Few studies, high ROB, and heterogeneous analytic methods and outcome measurement.
Evidence that PDMP implementation either increases or decreases nonfatal or fatal overdoses is largely insufficient, as is evidence regarding positive associations between specific administrative features and successful programs. Some evidence showed unintended consequences. Research is needed to identify a set of “best practices” and complementary initiatives to address these consequences.
National Institute on Drug Abuse and Bureau of Justice Assistance.
The summary review in Journal Watch said in a comment:
“Results of this systematic review are tempered by the observational design of the included studies, moderate-to-high risk for bias in nearly all the studies, and heterogeneity of PDMP features among states (e.g., some states require clinicians to review PDMP data when prescribing narcotics, whereas others do not; similarly, not all states share data). Editorialists emphasize that, although PDMPs probably will curb prescription opioid supplies in U.S. communities, these same communities also require efforts to address heroin and other illegal drug supplies and initiatives to engage patients in drug-treatment programs.”
So what is clear here is that not only do you need prescription monitoring but you have to do it right. The full paper provides some tips as to what ‘right’ may look like!

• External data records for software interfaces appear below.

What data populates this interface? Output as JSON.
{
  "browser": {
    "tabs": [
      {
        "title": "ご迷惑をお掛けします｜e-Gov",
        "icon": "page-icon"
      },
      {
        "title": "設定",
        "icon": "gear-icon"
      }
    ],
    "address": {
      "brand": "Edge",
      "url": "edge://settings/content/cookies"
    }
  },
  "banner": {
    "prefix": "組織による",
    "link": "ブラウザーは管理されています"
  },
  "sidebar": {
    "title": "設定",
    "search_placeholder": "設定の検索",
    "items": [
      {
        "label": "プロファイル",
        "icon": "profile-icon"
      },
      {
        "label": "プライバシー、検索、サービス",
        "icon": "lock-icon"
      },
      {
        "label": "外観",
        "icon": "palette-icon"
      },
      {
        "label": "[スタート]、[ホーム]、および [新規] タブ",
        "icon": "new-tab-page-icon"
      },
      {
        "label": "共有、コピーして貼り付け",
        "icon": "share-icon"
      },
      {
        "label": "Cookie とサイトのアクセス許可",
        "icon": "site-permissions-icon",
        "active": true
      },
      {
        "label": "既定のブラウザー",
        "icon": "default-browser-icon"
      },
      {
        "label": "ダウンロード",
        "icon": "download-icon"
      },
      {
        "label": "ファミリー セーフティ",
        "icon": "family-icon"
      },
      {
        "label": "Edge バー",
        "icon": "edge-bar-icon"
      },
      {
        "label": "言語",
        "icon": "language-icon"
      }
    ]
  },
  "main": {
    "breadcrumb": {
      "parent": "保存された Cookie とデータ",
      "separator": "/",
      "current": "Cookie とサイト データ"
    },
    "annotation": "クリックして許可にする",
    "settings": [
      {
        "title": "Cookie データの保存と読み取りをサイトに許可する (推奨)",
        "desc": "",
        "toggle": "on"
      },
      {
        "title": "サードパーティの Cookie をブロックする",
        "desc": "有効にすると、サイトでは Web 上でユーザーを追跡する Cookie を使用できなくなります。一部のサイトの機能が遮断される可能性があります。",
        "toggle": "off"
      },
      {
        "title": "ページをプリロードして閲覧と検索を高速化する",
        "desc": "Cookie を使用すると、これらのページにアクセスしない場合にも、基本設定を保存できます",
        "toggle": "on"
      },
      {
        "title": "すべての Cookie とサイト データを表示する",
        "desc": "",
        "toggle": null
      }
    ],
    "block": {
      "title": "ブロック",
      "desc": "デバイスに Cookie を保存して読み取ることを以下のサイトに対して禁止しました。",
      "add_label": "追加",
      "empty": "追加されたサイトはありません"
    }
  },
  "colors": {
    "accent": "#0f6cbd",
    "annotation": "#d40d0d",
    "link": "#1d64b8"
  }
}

Clearly worth a read.
Posted by Dr David G More MB PhD at Wednesday, May 30, 2018